Reflecting growing European interest in Ukraine’s berries, Fruitnet is leading a “Ukrainian Berry Tour” to Kyiv and Zhytomyr May 20-24. “Ukraine is one of the most exciting new sources for fresh berries in the world today,” reports Fruitnet, a London-based conference organizer. “Blueberries, raspberries, strawberries, and more are now under development. Ukraine is poised to become a leading supplier of berries and other key fresh produce items to Europe and Asia in the next 5 -10 years.”
Almost $1 billion was invested last year in food processing in Ukraine, Prime Minister Groysman said at a recent agricultural fair, Agroport West Lviv. Noting that this accounted for about 28% of the $3.3 billion invested in farming last year, he said: “Our task is to change this structure…We must increase the in-depth processing of Ukrainian products.”
Consolidating its role as Western Ukraine’s air hub, Lviv airport saw its passenger flow jump by 53.5% during the first quarter of this year compared to last year. Growing faster than last year’s rate of 48%, Lviv could handle 2.5 million passengers this year, more than triple’s the city’s population.
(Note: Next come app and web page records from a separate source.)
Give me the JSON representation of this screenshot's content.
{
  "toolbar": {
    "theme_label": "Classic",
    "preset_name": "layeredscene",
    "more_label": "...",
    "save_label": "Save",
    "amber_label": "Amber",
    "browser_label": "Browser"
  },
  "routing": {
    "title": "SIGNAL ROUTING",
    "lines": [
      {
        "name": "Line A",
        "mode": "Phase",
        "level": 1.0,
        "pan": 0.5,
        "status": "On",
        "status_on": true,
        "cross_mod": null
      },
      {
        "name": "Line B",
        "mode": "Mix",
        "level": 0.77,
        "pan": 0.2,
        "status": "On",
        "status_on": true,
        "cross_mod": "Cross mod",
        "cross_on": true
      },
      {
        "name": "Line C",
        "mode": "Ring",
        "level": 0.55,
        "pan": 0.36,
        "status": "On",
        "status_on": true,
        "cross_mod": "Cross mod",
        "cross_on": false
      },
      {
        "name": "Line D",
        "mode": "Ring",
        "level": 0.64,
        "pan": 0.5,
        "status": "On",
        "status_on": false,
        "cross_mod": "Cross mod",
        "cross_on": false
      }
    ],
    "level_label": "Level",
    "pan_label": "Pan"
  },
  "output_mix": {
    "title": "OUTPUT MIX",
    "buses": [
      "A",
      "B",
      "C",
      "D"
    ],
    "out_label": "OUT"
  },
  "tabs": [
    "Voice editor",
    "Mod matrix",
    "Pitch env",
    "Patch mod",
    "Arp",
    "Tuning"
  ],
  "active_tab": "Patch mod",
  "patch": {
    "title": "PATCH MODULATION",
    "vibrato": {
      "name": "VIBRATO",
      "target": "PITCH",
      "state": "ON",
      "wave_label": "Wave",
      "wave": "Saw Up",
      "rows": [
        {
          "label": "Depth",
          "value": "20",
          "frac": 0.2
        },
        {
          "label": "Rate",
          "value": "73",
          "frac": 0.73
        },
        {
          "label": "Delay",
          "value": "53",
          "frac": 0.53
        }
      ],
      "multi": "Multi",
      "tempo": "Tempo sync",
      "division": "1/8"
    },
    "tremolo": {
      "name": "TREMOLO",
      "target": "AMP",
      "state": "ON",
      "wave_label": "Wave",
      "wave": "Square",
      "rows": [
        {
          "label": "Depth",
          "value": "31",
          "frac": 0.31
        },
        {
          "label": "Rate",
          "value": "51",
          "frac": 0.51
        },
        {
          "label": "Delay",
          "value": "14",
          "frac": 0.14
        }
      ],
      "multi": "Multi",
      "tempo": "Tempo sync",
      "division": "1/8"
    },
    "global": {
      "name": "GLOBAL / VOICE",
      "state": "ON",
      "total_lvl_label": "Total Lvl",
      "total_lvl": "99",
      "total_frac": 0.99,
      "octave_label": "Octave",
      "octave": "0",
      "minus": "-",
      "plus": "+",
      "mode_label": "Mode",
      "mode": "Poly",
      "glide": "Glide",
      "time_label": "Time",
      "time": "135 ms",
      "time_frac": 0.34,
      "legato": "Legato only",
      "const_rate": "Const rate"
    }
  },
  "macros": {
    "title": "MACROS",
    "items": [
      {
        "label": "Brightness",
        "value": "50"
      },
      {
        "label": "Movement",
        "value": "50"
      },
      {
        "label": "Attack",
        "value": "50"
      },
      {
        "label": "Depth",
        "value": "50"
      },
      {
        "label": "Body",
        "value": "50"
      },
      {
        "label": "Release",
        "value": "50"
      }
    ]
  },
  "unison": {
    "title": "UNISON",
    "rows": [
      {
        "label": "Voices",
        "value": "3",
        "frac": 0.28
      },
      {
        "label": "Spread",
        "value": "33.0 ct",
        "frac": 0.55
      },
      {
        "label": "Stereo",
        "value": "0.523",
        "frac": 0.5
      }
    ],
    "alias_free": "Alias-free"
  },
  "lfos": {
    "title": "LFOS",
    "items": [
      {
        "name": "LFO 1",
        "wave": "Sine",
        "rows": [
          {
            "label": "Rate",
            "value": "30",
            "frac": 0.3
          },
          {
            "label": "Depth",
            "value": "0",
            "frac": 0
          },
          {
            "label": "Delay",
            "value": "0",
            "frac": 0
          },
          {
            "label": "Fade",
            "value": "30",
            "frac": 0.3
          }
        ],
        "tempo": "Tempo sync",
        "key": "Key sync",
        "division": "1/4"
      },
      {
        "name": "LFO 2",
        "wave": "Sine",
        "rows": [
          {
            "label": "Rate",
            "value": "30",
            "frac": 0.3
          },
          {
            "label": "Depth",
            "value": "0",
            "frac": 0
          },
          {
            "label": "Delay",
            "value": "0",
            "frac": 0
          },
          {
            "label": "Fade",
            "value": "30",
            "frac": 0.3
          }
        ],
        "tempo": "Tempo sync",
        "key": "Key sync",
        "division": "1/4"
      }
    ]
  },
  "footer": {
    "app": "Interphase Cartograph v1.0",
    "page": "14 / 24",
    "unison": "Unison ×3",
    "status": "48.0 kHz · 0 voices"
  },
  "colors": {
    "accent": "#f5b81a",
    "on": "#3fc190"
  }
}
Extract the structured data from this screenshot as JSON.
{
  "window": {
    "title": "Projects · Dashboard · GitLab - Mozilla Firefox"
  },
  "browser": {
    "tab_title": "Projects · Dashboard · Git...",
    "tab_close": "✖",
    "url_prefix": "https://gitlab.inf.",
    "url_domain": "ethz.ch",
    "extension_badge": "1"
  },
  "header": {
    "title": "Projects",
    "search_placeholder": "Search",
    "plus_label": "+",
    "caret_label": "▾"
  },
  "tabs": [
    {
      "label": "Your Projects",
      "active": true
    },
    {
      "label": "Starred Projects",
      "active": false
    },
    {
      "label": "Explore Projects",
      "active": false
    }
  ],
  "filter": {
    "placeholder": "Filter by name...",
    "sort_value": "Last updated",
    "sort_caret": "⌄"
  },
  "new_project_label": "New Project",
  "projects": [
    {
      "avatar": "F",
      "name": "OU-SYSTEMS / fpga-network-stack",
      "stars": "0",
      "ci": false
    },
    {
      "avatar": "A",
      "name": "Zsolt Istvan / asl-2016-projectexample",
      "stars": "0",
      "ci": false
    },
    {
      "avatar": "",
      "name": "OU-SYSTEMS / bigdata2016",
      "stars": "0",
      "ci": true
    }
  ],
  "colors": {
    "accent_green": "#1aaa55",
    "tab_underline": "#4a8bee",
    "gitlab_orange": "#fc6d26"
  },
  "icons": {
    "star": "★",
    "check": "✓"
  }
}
Boosting to 38 the number of cities with direct, scheduled flights to Lviv, the city added in the last month: Wizz Air to Copenhagen; Motor Sich to Uzhgorod; and airBaltic to Riga.
To help Western Ukraine residents use the airport, Lviv started on Monday an hourly bus to the airport from Lviv’s Main Railroad Station, the second busiest rail station in Ukraine, after Kyiv Central Station. To cash in on the tourist flow, the city also started on Monday a tourist tax, with rates up to 0.5% of hotel bills.